In general, COVID-19 statistics point to markedly low mortality among patients younger than 60. But is the protective effect of youth negatively affected by obesity? Researchers used the American Heart Association's COVID-19 Cardiovascular Disease Registry to examine the effect of obesity across different age groups on mortality, receipt of mechanical ventilation, or both.
The strongest association between BMI and death or mechanical ventilation was seen in participants aged 50 or younger. Stage III obesity was associated with excess risk for in-hospital death in those 50 or younger, but not in those older than 50. Crude mortality rates were 3.3% (Class I), 5.0% (Class II), and 8.3% (Class III) in patients aged ≤50.

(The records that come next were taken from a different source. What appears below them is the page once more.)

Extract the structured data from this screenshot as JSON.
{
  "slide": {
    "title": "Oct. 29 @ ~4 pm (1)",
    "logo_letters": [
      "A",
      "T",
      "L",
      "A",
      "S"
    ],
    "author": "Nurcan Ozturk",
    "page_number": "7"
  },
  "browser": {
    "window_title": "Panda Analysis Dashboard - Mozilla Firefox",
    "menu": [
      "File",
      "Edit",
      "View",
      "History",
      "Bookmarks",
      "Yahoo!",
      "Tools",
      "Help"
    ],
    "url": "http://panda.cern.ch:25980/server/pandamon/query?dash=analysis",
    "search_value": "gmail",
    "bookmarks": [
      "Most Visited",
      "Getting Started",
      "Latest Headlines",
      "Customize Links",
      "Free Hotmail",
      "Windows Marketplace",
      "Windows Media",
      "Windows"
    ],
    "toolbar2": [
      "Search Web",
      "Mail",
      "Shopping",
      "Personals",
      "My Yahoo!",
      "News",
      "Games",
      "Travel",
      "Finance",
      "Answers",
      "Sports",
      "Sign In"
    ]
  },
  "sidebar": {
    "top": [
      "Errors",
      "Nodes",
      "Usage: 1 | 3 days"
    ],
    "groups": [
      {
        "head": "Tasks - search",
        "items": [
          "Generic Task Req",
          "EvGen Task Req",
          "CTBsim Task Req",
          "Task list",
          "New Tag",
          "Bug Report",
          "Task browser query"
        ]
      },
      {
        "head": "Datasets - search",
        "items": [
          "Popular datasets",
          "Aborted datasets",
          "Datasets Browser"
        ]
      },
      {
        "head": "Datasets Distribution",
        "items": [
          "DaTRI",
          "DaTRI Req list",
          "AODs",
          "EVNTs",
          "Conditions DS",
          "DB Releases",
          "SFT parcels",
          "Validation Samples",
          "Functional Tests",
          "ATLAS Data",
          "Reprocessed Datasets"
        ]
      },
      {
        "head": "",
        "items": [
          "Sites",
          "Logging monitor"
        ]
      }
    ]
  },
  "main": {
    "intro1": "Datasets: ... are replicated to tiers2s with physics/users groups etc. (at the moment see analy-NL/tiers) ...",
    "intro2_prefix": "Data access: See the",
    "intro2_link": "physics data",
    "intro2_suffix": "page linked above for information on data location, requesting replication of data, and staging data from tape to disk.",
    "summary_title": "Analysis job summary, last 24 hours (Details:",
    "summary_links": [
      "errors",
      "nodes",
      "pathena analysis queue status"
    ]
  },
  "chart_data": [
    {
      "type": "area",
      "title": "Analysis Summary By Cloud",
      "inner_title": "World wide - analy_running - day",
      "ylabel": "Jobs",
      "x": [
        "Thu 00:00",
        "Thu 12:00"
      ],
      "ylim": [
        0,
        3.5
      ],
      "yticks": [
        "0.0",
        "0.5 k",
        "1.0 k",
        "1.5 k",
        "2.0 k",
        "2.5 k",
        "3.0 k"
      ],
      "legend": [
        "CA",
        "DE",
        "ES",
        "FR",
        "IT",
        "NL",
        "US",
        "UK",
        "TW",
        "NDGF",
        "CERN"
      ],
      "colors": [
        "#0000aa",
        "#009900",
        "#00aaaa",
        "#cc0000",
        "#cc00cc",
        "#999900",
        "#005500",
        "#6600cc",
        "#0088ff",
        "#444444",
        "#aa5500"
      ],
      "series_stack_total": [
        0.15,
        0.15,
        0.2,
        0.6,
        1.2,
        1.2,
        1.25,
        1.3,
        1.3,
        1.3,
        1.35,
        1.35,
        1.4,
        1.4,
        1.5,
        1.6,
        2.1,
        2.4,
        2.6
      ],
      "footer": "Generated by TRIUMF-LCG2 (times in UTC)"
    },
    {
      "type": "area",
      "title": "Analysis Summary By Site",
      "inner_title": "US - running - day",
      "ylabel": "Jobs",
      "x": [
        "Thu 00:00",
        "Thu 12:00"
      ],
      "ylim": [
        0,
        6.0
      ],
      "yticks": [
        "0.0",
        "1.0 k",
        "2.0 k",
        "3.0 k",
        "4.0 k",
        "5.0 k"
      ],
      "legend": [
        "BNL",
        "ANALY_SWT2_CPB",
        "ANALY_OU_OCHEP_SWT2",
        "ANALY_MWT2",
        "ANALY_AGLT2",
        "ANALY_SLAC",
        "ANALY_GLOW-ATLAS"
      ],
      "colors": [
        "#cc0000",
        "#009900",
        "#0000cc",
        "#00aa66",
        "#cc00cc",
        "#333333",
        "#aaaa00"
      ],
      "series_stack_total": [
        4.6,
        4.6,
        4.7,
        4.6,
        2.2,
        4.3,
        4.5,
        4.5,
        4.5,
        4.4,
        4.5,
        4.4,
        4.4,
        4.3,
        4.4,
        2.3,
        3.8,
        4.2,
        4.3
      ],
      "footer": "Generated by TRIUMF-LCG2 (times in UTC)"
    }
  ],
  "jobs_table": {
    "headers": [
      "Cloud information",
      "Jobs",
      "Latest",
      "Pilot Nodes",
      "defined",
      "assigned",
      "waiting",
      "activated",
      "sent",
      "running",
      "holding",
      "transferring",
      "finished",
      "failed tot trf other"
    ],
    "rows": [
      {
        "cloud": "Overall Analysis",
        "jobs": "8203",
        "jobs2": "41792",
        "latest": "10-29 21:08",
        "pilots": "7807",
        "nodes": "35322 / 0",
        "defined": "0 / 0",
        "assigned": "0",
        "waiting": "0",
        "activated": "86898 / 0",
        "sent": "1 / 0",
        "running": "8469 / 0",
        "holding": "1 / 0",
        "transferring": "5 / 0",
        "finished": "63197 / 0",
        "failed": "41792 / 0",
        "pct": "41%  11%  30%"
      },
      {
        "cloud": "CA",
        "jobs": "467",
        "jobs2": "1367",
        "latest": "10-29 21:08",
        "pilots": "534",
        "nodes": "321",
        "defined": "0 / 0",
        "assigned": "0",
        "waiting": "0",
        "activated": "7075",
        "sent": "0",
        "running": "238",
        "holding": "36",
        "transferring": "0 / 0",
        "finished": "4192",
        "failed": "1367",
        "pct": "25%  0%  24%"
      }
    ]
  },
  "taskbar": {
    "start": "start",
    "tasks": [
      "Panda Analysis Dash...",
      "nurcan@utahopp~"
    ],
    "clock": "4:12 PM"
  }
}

This study confirms that obesity confers excess risk for hospitalisation, mechanical ventilation, and death from COVID-19 — and shows, for the first time, that the adverse effects of obesity on COVID-19 outcomes may be limited to people under 50 (rather than compounding such risks in older persons). The reasons are likely multifactorial, including comorbidities such as diabetes mellitus, hypertension, and cardiovascular disease, delays in seeking care, and even the possibility of adipocytes serving as viral reservoirs. These findings should serve not only as a wake-up call to younger obese patients, but also as a guidepost for vaccine allocation to high-risk groups.